Maybe it was foolish to think that you could just come back and he would just take you back. You've always had an easier time dispensing forgiveness than asking for it. That probably stems from your sense of infallibility, your vanity, or maybe your sense of entitlement. But you weren't asking for much. You weren't asking him to forget what you'd done. All you were asking him was to forgive you. That didn't seem so difficult. Divorcing you wasn't forgiveness. That was quite the opposite, actually. Divorcing you meant that whatever your efforts to show contrition had been met with failure. You hadn't done enough, said enough to show just how sorry you were.
You would think this would prompt you to do more to earn his trust once more. That's not how you approached obstacles, though.

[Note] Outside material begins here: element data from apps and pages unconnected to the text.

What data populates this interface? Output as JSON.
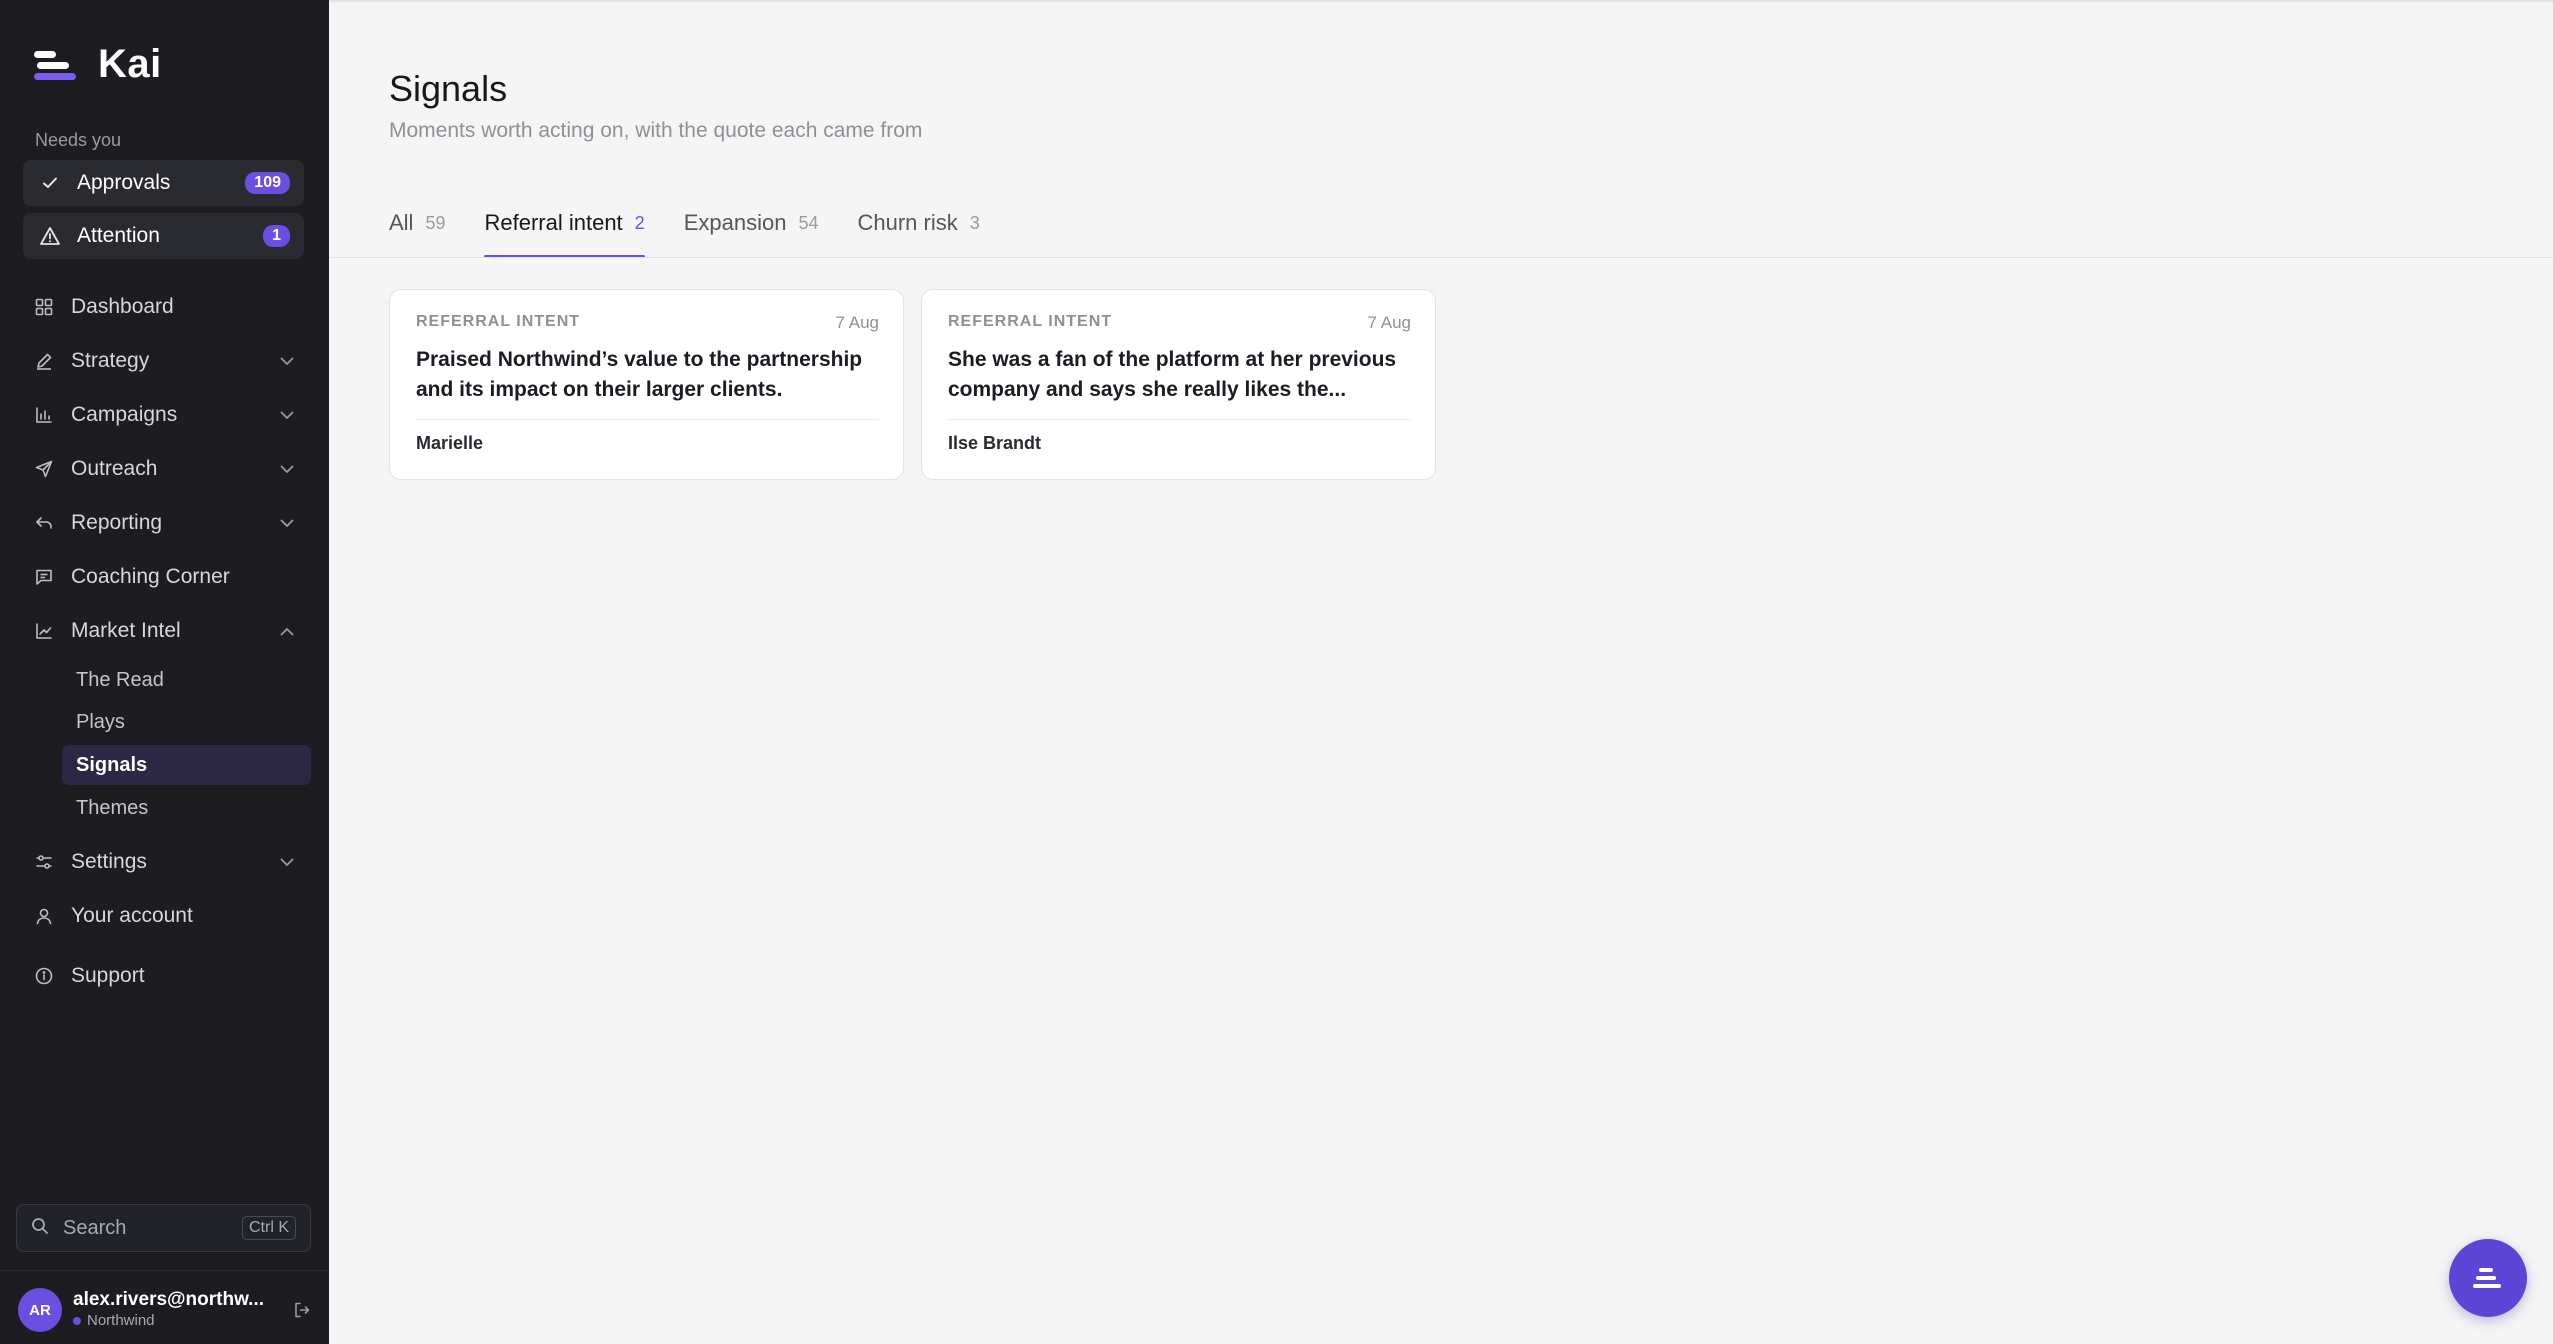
{
  "app": {
    "name": "Kai"
  },
  "sidebar": {
    "section_label": "Needs you",
    "pills": [
      {
        "label": "Approvals",
        "badge": "109",
        "icon": "check-icon"
      },
      {
        "label": "Attention",
        "badge": "1",
        "icon": "warning-icon"
      }
    ],
    "nav": [
      {
        "label": "Dashboard",
        "icon": "grid-icon"
      },
      {
        "label": "Strategy",
        "icon": "pen-icon"
      },
      {
        "label": "Campaigns",
        "icon": "bar-chart-icon"
      },
      {
        "label": "Outreach",
        "icon": "send-icon"
      },
      {
        "label": "Reporting",
        "icon": "reply-icon"
      },
      {
        "label": "Coaching Corner",
        "icon": "message-icon"
      },
      {
        "label": "Market Intel",
        "icon": "trend-icon"
      },
      {
        "label": "Settings",
        "icon": "sliders-icon"
      },
      {
        "label": "Your account",
        "icon": "user-icon"
      },
      {
        "label": "Support",
        "icon": "info-icon"
      }
    ],
    "market_intel_sub": [
      {
        "label": "The Read"
      },
      {
        "label": "Plays"
      },
      {
        "label": "Signals"
      },
      {
        "label": "Themes"
      }
    ],
    "search": {
      "label": "Search",
      "shortcut": "Ctrl K"
    },
    "user": {
      "initials": "AR",
      "email": "alex.rivers@northw...",
      "org": "Northwind"
    }
  },
  "main": {
    "title": "Signals",
    "subtitle": "Moments worth acting on, with the quote each came from",
    "tabs": [
      {
        "label": "All",
        "count": "59"
      },
      {
        "label": "Referral intent",
        "count": "2"
      },
      {
        "label": "Expansion",
        "count": "54"
      },
      {
        "label": "Churn risk",
        "count": "3"
      }
    ],
    "cards": [
      {
        "type": "REFERRAL INTENT",
        "date": "7 Aug",
        "quote": "Praised Northwind’s value to the partnership and its impact on their larger clients.",
        "author": "Marielle"
      },
      {
        "type": "REFERRAL INTENT",
        "date": "7 Aug",
        "quote": "She was a fan of the platform at her previous company and says she really likes the...",
        "author": "Ilse Brandt"
      }
    ]
  },
  "colors": {
    "accent": "#6a4fe0",
    "sidebar_bg": "#1c1c21",
    "main_bg": "#f5f5f6"
  }
}
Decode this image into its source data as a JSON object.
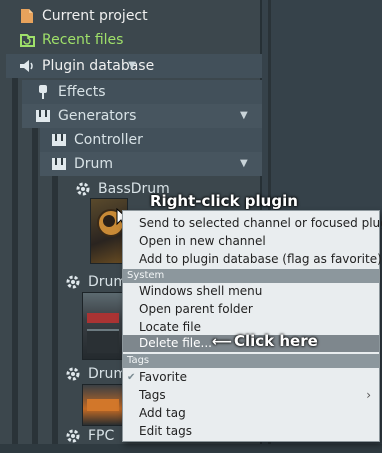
{
  "browser": {
    "items": [
      {
        "label": "Current project",
        "icon": "document-icon",
        "color": "#f0f0f0"
      },
      {
        "label": "Recent files",
        "icon": "recent-files-icon",
        "color": "#9fe06a"
      },
      {
        "label": "Plugin database",
        "icon": "speaker-icon",
        "color": "#f0f0f0"
      },
      {
        "label": "Effects",
        "icon": "plug-icon",
        "color": "#e8eef0"
      },
      {
        "label": "Generators",
        "icon": "piano-icon",
        "color": "#e8eef0"
      },
      {
        "label": "Controller",
        "icon": "piano-icon",
        "color": "#e8eef0"
      },
      {
        "label": "Drum",
        "icon": "piano-icon",
        "color": "#e8eef0"
      },
      {
        "label": "BassDrum",
        "icon": "gear-icon",
        "color": "#e8eef0"
      },
      {
        "label": "Drumaxx",
        "icon": "gear-icon",
        "color": "#e8eef0"
      },
      {
        "label": "Drumpad",
        "icon": "gear-icon",
        "color": "#e8eef0"
      },
      {
        "label": "FPC",
        "icon": "gear-icon",
        "color": "#e8eef0"
      }
    ]
  },
  "annotations": {
    "right_click": "Right-click plugin",
    "click_here": "Click here",
    "arrow": "⟵"
  },
  "menu": {
    "items_a": [
      "Send to selected channel or focused plugin",
      "Open in new channel",
      "Add to plugin database (flag as favorite)"
    ],
    "system_label": "System",
    "items_b": [
      "Windows shell menu",
      "Open parent folder",
      "Locate file",
      "Delete file..."
    ],
    "tags_label": "Tags",
    "items_c": [
      "Favorite",
      "Tags",
      "Add tag",
      "Edit tags"
    ]
  },
  "colors": {
    "accent_green": "#9fe06a",
    "menu_highlight": "#7e878d"
  }
}
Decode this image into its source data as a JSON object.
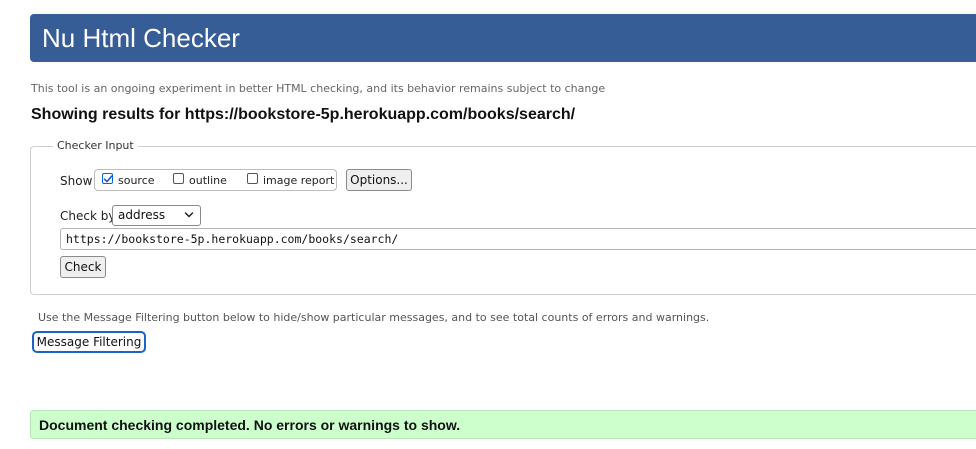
{
  "header": {
    "title": "Nu Html Checker",
    "tagline": "This tool is an ongoing experiment in better HTML checking, and its behavior remains subject to change",
    "results_heading": "Showing results for https://bookstore-5p.herokuapp.com/books/search/"
  },
  "checker_input": {
    "legend": "Checker Input",
    "show_label": "Show",
    "options": [
      {
        "label": "source",
        "checked": true
      },
      {
        "label": "outline",
        "checked": false
      },
      {
        "label": "image report",
        "checked": false
      }
    ],
    "options_button": "Options...",
    "check_by_label": "Check by",
    "check_by_value": "address",
    "url_value": "https://bookstore-5p.herokuapp.com/books/search/",
    "check_button": "Check"
  },
  "filtering": {
    "note": "Use the Message Filtering button below to hide/show particular messages, and to see total counts of errors and warnings.",
    "button": "Message Filtering"
  },
  "result": {
    "message": "Document checking completed. No errors or warnings to show."
  },
  "colors": {
    "banner": "#365d95",
    "success_bg": "#ccffcc",
    "focus_ring": "#1a64c8"
  }
}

If he couldn't forgive you that was a failing on his part. You were always taught that all you had to do was show you were sorry, apologize earnestly, and then await the inevitable blessing of being forgiven. It had never occurred to you that if you went through the prior steps that the result would be any different than absolute forgiveness. You weren't even aware of there being any other consequence. From Church to your own business dealings to television and movies--you do wrong, you ask forgiveness, you were forgiven. That's how the progression worked.
"You can't just wish yourself out of this situation. I don't know if we can ever work around this. I don't know if I can ever trust you again. I'm thinking this would be the best solution for both of us."
"How can it be the best for both of us if I don't agree with it? For it to be the best for both of us we both have to want it, to see it. Right now I don't see it being the best solution at all."
"I know you do. I just don't understand why, sugar."
And that's when he walked away, without any further explanation. At the time you thought you had won. He didn't mention any talk of divorce for the rest of the night. But it wasn't till a few weeks later, in therapy, that you realized he hadn't let go of the idea. He had just come to the realization that you weren't ready to see the truth yet. You weren't ready to see that asking forgiveness isn't the same as being deserving of it. You weren't ready to see that wanting to be cleansed of your sins wasn't the same as being clean. You weren't ready to see that wanting to be somebody's wife wasn't the same as somebody wanting you to be their wife.
It would take you a few more months to realize that in a marriage, more than any other relationship, was about giving what you want and what you thought you deserved, and putting in the effort to make sure your optimal outcome came to pass. You couldn't just expect your dreams to happen; you actually had to put in the spit and gristle to make sure that they did. It took you awhile to realize that being in love meant sacrificing being happy sometimes. Sometimes being in love meant making the other person happy in every way at the expense of your pride, your vanity, and, yes, even your stubbornness.